- Instructions for the task
Please print the records below word for word.
*** Opening Data for this exercise ***
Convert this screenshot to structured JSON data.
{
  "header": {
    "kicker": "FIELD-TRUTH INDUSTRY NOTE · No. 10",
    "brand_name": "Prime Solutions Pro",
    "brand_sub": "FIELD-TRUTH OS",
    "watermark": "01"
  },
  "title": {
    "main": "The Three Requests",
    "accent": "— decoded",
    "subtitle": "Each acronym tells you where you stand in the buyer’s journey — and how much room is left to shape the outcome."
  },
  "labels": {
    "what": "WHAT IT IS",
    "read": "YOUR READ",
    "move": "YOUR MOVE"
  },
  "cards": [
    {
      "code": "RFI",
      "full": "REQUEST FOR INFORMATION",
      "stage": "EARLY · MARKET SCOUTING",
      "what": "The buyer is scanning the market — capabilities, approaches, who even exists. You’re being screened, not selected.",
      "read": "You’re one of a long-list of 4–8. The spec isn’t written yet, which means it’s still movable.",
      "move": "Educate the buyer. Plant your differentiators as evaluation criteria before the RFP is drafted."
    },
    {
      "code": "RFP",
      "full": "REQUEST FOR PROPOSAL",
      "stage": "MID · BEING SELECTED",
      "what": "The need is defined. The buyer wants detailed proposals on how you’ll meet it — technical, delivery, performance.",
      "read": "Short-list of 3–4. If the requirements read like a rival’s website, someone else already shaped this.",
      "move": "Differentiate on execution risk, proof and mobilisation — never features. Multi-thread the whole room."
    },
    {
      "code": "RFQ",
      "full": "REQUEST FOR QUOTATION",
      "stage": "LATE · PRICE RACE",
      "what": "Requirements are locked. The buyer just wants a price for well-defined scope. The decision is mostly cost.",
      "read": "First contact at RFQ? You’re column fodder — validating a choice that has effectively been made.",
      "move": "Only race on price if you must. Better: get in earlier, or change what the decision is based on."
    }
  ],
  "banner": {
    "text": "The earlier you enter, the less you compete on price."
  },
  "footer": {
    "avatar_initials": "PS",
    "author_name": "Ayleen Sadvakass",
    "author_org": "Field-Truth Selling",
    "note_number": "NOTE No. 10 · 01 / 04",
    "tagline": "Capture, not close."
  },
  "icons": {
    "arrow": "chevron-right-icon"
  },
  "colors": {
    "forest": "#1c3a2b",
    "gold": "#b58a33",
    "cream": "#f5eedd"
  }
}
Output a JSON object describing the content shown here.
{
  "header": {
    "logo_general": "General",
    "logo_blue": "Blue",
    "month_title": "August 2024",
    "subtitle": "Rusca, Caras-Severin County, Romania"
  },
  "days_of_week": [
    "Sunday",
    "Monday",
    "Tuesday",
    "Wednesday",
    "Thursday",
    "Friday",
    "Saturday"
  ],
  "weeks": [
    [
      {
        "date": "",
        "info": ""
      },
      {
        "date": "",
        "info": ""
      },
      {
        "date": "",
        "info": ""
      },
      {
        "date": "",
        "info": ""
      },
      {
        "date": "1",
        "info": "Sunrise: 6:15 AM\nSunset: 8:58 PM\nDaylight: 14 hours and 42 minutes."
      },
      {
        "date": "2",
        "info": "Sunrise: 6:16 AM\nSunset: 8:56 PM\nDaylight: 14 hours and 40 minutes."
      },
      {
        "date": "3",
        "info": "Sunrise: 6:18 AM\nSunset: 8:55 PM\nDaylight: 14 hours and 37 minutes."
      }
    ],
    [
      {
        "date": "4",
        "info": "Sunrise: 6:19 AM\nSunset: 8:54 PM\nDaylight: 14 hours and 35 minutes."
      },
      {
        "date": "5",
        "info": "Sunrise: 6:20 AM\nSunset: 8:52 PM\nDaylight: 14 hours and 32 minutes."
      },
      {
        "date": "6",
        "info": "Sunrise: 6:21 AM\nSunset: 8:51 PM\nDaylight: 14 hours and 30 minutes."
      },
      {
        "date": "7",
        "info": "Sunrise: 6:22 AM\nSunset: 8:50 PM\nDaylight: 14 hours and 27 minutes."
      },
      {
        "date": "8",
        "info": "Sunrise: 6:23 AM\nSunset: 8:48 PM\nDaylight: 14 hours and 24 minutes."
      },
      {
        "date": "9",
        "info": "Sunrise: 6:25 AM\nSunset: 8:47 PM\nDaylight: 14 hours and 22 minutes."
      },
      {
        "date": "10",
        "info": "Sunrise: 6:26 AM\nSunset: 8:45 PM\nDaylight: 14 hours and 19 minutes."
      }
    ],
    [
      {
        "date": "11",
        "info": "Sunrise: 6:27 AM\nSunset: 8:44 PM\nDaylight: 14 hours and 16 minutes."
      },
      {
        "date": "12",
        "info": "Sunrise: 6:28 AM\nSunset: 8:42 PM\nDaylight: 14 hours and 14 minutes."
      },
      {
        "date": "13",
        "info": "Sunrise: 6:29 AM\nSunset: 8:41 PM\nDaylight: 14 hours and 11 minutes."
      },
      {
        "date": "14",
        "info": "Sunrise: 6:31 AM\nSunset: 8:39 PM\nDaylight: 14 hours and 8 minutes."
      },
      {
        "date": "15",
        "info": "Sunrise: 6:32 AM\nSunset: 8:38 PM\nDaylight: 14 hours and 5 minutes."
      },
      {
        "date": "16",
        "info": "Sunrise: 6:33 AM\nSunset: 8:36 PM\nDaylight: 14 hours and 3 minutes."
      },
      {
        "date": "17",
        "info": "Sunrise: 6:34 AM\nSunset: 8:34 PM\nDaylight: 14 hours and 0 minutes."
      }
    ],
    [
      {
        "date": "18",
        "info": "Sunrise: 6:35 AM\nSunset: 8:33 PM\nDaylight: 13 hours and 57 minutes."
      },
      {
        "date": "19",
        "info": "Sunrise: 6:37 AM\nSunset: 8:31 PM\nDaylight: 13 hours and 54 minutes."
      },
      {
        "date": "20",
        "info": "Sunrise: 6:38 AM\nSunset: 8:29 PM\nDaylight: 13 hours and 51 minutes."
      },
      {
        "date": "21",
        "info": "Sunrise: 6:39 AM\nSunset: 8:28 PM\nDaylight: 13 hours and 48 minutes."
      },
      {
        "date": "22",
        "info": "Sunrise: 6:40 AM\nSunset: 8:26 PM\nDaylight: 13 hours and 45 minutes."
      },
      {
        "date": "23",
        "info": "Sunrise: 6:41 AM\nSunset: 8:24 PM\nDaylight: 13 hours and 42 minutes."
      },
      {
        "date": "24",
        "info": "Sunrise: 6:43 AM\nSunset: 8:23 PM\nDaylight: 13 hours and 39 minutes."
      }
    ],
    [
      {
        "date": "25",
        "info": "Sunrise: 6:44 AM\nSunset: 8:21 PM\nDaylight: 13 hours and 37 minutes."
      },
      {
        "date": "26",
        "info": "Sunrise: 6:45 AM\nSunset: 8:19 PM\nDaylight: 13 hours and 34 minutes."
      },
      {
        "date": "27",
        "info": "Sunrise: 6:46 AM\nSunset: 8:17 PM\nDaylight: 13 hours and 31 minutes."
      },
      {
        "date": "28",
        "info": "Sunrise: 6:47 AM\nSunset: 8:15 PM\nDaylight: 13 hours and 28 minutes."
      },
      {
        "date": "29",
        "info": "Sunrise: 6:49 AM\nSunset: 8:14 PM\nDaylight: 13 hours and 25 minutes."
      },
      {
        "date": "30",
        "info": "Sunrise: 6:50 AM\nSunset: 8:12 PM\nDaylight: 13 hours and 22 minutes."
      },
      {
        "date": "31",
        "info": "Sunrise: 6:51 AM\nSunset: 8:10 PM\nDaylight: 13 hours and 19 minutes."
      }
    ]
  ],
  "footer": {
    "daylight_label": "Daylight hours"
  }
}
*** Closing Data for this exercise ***
- Response
Convert this screenshot to structured JSON data.
{
  "header": {
    "kicker": "FIELD-TRUTH INDUSTRY NOTE · No. 10",
    "brand_name": "Prime Solutions Pro",
    "brand_sub": "FIELD-TRUTH OS",
    "watermark": "01"
  },
  "title": {
    "main": "The Three Requests",
    "accent": "— decoded",
    "subtitle": "Each acronym tells you where you stand in the buyer’s journey — and how much room is left to shape the outcome."
  },
  "labels": {
    "what": "WHAT IT IS",
    "read": "YOUR READ",
    "move": "YOUR MOVE"
  },
  "cards": [
    {
      "code": "RFI",
      "full": "REQUEST FOR INFORMATION",
      "stage": "EARLY · MARKET SCOUTING",
      "what": "The buyer is scanning the market — capabilities, approaches, who even exists. You’re being screened, not selected.",
      "read": "You’re one of a long-list of 4–8. The spec isn’t written yet, which means it’s still movable.",
      "move": "Educate the buyer. Plant your differentiators as evaluation criteria before the RFP is drafted."
    },
    {
      "code": "RFP",
      "full": "REQUEST FOR PROPOSAL",
      "stage": "MID · BEING SELECTED",
      "what": "The need is defined. The buyer wants detailed proposals on how you’ll meet it — technical, delivery, performance.",
      "read": "Short-list of 3–4. If the requirements read like a rival’s website, someone else already shaped this.",
      "move": "Differentiate on execution risk, proof and mobilisation — never features. Multi-thread the whole room."
    },
    {
      "code": "RFQ",
      "full": "REQUEST FOR QUOTATION",
      "stage": "LATE · PRICE RACE",
      "what": "Requirements are locked. The buyer just wants a price for well-defined scope. The decision is mostly cost.",
      "read": "First contact at RFQ? You’re column fodder — validating a choice that has effectively been made.",
      "move": "Only race on price if you must. Better: get in earlier, or change what the decision is based on."
    }
  ],
  "banner": {
    "text": "The earlier you enter, the less you compete on price."
  },
  "footer": {
    "avatar_initials": "PS",
    "author_name": "Ayleen Sadvakass",
    "author_org": "Field-Truth Selling",
    "note_number": "NOTE No. 10 · 01 / 04",
    "tagline": "Capture, not close."
  },
  "icons": {
    "arrow": "chevron-right-icon"
  },
  "colors": {
    "forest": "#1c3a2b",
    "gold": "#b58a33",
    "cream": "#f5eedd"
  }
}
Output a JSON object describing the content shown here.
{
  "header": {
    "logo_general": "General",
    "logo_blue": "Blue",
    "month_title": "August 2024",
    "subtitle": "Rusca, Caras-Severin County, Romania"
  },
  "days_of_week": [
    "Sunday",
    "Monday",
    "Tuesday",
    "Wednesday",
    "Thursday",
    "Friday",
    "Saturday"
  ],
  "weeks": [
    [
      {
        "date": "",
        "info": ""
      },
      {
        "date": "",
        "info": ""
      },
      {
        "date": "",
        "info": ""
      },
      {
        "date": "",
        "info": ""
      },
      {
        "date": "1",
        "info": "Sunrise: 6:15 AM\nSunset: 8:58 PM\nDaylight: 14 hours and 42 minutes."
      },
      {
        "date": "2",
        "info": "Sunrise: 6:16 AM\nSunset: 8:56 PM\nDaylight: 14 hours and 40 minutes."
      },
      {
        "date": "3",
        "info": "Sunrise: 6:18 AM\nSunset: 8:55 PM\nDaylight: 14 hours and 37 minutes."
      }
    ],
    [
      {
        "date": "4",
        "info": "Sunrise: 6:19 AM\nSunset: 8:54 PM\nDaylight: 14 hours and 35 minutes."
      },
      {
        "date": "5",
        "info": "Sunrise: 6:20 AM\nSunset: 8:52 PM\nDaylight: 14 hours and 32 minutes."
      },
      {
        "date": "6",
        "info": "Sunrise: 6:21 AM\nSunset: 8:51 PM\nDaylight: 14 hours and 30 minutes."
      },
      {
        "date": "7",
        "info": "Sunrise: 6:22 AM\nSunset: 8:50 PM\nDaylight: 14 hours and 27 minutes."
      },
      {
        "date": "8",
        "info": "Sunrise: 6:23 AM\nSunset: 8:48 PM\nDaylight: 14 hours and 24 minutes."
      },
      {
        "date": "9",
        "info": "Sunrise: 6:25 AM\nSunset: 8:47 PM\nDaylight: 14 hours and 22 minutes."
      },
      {
        "date": "10",
        "info": "Sunrise: 6:26 AM\nSunset: 8:45 PM\nDaylight: 14 hours and 19 minutes."
      }
    ],
    [
      {
        "date": "11",
        "info": "Sunrise: 6:27 AM\nSunset: 8:44 PM\nDaylight: 14 hours and 16 minutes."
      },
      {
        "date": "12",
        "info": "Sunrise: 6:28 AM\nSunset: 8:42 PM\nDaylight: 14 hours and 14 minutes."
      },
      {
        "date": "13",
        "info": "Sunrise: 6:29 AM\nSunset: 8:41 PM\nDaylight: 14 hours and 11 minutes."
      },
      {
        "date": "14",
        "info": "Sunrise: 6:31 AM\nSunset: 8:39 PM\nDaylight: 14 hours and 8 minutes."
      },
      {
        "date": "15",
        "info": "Sunrise: 6:32 AM\nSunset: 8:38 PM\nDaylight: 14 hours and 5 minutes."
      },
      {
        "date": "16",
        "info": "Sunrise: 6:33 AM\nSunset: 8:36 PM\nDaylight: 14 hours and 3 minutes."
      },
      {
        "date": "17",
        "info": "Sunrise: 6:34 AM\nSunset: 8:34 PM\nDaylight: 14 hours and 0 minutes."
      }
    ],
    [
      {
        "date": "18",
        "info": "Sunrise: 6:35 AM\nSunset: 8:33 PM\nDaylight: 13 hours and 57 minutes."
      },
      {
        "date": "19",
        "info": "Sunrise: 6:37 AM\nSunset: 8:31 PM\nDaylight: 13 hours and 54 minutes."
      },
      {
        "date": "20",
        "info": "Sunrise: 6:38 AM\nSunset: 8:29 PM\nDaylight: 13 hours and 51 minutes."
      },
      {
        "date": "21",
        "info": "Sunrise: 6:39 AM\nSunset: 8:28 PM\nDaylight: 13 hours and 48 minutes."
      },
      {
        "date": "22",
        "info": "Sunrise: 6:40 AM\nSunset: 8:26 PM\nDaylight: 13 hours and 45 minutes."
      },
      {
        "date": "23",
        "info": "Sunrise: 6:41 AM\nSunset: 8:24 PM\nDaylight: 13 hours and 42 minutes."
      },
      {
        "date": "24",
        "info": "Sunrise: 6:43 AM\nSunset: 8:23 PM\nDaylight: 13 hours and 39 minutes."
      }
    ],
    [
      {
        "date": "25",
        "info": "Sunrise: 6:44 AM\nSunset: 8:21 PM\nDaylight: 13 hours and 37 minutes."
      },
      {
        "date": "26",
        "info": "Sunrise: 6:45 AM\nSunset: 8:19 PM\nDaylight: 13 hours and 34 minutes."
      },
      {
        "date": "27",
        "info": "Sunrise: 6:46 AM\nSunset: 8:17 PM\nDaylight: 13 hours and 31 minutes."
      },
      {
        "date": "28",
        "info": "Sunrise: 6:47 AM\nSunset: 8:15 PM\nDaylight: 13 hours and 28 minutes."
      },
      {
        "date": "29",
        "info": "Sunrise: 6:49 AM\nSunset: 8:14 PM\nDaylight: 13 hours and 25 minutes."
      },
      {
        "date": "30",
        "info": "Sunrise: 6:50 AM\nSunset: 8:12 PM\nDaylight: 13 hours and 22 minutes."
      },
      {
        "date": "31",
        "info": "Sunrise: 6:51 AM\nSunset: 8:10 PM\nDaylight: 13 hours and 19 minutes."
      }
    ]
  ],
  "footer": {
    "daylight_label": "Daylight hours"
  }
}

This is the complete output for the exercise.